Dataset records
►

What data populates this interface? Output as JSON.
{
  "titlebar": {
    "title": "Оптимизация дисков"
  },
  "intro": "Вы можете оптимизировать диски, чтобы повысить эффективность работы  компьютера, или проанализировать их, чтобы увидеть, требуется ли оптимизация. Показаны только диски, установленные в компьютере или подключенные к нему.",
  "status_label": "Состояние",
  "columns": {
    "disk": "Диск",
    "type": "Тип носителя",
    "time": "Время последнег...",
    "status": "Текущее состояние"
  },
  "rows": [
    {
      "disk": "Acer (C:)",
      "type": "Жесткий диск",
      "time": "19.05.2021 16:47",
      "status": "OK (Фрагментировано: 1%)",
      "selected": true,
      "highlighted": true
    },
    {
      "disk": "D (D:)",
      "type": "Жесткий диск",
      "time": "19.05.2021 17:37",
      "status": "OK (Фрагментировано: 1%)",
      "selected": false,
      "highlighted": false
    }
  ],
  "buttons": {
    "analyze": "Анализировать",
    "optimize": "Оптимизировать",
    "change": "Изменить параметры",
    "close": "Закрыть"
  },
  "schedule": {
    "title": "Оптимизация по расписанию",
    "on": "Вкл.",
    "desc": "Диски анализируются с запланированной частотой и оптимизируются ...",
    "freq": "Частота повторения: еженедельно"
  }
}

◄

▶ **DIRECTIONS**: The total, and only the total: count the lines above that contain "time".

▶ **ANSWER SPACE**: 3